* [What to produce]
Extract the full set of records that follows, word for word.

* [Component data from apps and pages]
============================================================
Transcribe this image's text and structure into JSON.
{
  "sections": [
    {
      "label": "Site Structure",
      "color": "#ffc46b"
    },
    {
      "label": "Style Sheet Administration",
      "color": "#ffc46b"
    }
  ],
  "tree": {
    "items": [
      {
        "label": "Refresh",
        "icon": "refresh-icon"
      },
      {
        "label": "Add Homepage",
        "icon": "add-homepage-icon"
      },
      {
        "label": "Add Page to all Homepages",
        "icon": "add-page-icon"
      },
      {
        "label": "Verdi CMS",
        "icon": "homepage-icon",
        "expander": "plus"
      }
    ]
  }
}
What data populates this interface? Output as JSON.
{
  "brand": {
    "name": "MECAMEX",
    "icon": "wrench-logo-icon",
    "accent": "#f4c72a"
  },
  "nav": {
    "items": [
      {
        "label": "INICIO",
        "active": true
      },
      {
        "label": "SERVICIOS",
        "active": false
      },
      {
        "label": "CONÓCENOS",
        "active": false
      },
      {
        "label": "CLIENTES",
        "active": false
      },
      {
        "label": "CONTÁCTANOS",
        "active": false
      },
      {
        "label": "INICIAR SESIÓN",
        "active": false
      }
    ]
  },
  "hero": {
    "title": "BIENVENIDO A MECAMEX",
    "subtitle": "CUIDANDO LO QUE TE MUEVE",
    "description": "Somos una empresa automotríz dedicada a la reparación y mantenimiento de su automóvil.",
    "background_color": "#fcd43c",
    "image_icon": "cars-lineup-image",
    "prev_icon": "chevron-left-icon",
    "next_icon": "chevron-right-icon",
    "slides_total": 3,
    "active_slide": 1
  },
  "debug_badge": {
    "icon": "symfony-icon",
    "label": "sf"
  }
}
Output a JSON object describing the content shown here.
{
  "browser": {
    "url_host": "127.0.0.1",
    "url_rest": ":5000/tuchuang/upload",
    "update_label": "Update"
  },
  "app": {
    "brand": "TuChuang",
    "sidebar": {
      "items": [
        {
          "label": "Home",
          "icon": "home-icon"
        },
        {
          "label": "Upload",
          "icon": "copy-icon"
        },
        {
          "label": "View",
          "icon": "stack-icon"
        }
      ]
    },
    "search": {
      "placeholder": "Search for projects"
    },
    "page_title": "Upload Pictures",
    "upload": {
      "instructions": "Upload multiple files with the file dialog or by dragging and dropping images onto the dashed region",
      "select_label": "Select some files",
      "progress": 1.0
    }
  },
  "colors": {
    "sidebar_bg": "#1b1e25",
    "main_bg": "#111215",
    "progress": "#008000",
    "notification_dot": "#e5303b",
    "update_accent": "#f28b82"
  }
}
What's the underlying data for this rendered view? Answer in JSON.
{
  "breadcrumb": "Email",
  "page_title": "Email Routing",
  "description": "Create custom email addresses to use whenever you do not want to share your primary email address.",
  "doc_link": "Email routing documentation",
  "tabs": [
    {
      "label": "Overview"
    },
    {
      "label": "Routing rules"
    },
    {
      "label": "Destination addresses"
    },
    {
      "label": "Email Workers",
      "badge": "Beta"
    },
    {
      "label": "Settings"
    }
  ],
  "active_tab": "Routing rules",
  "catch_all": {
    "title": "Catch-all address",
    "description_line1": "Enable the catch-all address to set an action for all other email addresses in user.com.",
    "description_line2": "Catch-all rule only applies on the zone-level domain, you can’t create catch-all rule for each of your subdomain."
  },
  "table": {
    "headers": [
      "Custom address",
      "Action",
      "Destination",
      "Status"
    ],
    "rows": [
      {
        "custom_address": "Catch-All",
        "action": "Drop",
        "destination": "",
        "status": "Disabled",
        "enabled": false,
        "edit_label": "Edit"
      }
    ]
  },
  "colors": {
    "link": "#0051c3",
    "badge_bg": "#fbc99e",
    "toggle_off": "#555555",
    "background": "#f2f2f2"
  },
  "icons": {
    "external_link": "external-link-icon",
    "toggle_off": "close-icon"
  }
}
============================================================
* [Completed task]
Transcribe this image's text and structure into JSON.
{
  "sections": [
    {
      "label": "Site Structure",
      "color": "#ffc46b"
    },
    {
      "label": "Style Sheet Administration",
      "color": "#ffc46b"
    }
  ],
  "tree": {
    "items": [
      {
        "label": "Refresh",
        "icon": "refresh-icon"
      },
      {
        "label": "Add Homepage",
        "icon": "add-homepage-icon"
      },
      {
        "label": "Add Page to all Homepages",
        "icon": "add-page-icon"
      },
      {
        "label": "Verdi CMS",
        "icon": "homepage-icon",
        "expander": "plus"
      }
    ]
  }
}
What data populates this interface? Output as JSON.
{
  "brand": {
    "name": "MECAMEX",
    "icon": "wrench-logo-icon",
    "accent": "#f4c72a"
  },
  "nav": {
    "items": [
      {
        "label": "INICIO",
        "active": true
      },
      {
        "label": "SERVICIOS",
        "active": false
      },
      {
        "label": "CONÓCENOS",
        "active": false
      },
      {
        "label": "CLIENTES",
        "active": false
      },
      {
        "label": "CONTÁCTANOS",
        "active": false
      },
      {
        "label": "INICIAR SESIÓN",
        "active": false
      }
    ]
  },
  "hero": {
    "title": "BIENVENIDO A MECAMEX",
    "subtitle": "CUIDANDO LO QUE TE MUEVE",
    "description": "Somos una empresa automotríz dedicada a la reparación y mantenimiento de su automóvil.",
    "background_color": "#fcd43c",
    "image_icon": "cars-lineup-image",
    "prev_icon": "chevron-left-icon",
    "next_icon": "chevron-right-icon",
    "slides_total": 3,
    "active_slide": 1
  },
  "debug_badge": {
    "icon": "symfony-icon",
    "label": "sf"
  }
}
Output a JSON object describing the content shown here.
{
  "browser": {
    "url_host": "127.0.0.1",
    "url_rest": ":5000/tuchuang/upload",
    "update_label": "Update"
  },
  "app": {
    "brand": "TuChuang",
    "sidebar": {
      "items": [
        {
          "label": "Home",
          "icon": "home-icon"
        },
        {
          "label": "Upload",
          "icon": "copy-icon"
        },
        {
          "label": "View",
          "icon": "stack-icon"
        }
      ]
    },
    "search": {
      "placeholder": "Search for projects"
    },
    "page_title": "Upload Pictures",
    "upload": {
      "instructions": "Upload multiple files with the file dialog or by dragging and dropping images onto the dashed region",
      "select_label": "Select some files",
      "progress": 1.0
    }
  },
  "colors": {
    "sidebar_bg": "#1b1e25",
    "main_bg": "#111215",
    "progress": "#008000",
    "notification_dot": "#e5303b",
    "update_accent": "#f28b82"
  }
}
What's the underlying data for this rendered view? Answer in JSON.
{
  "breadcrumb": "Email",
  "page_title": "Email Routing",
  "description": "Create custom email addresses to use whenever you do not want to share your primary email address.",
  "doc_link": "Email routing documentation",
  "tabs": [
    {
      "label": "Overview"
    },
    {
      "label": "Routing rules"
    },
    {
      "label": "Destination addresses"
    },
    {
      "label": "Email Workers",
      "badge": "Beta"
    },
    {
      "label": "Settings"
    }
  ],
  "active_tab": "Routing rules",
  "catch_all": {
    "title": "Catch-all address",
    "description_line1": "Enable the catch-all address to set an action for all other email addresses in user.com.",
    "description_line2": "Catch-all rule only applies on the zone-level domain, you can’t create catch-all rule for each of your subdomain."
  },
  "table": {
    "headers": [
      "Custom address",
      "Action",
      "Destination",
      "Status"
    ],
    "rows": [
      {
        "custom_address": "Catch-All",
        "action": "Drop",
        "destination": "",
        "status": "Disabled",
        "enabled": false,
        "edit_label": "Edit"
      }
    ]
  },
  "colors": {
    "link": "#0051c3",
    "badge_bg": "#fbc99e",
    "toggle_off": "#555555",
    "background": "#f2f2f2"
  },
  "icons": {
    "external_link": "external-link-icon",
    "toggle_off": "close-icon"
  }
}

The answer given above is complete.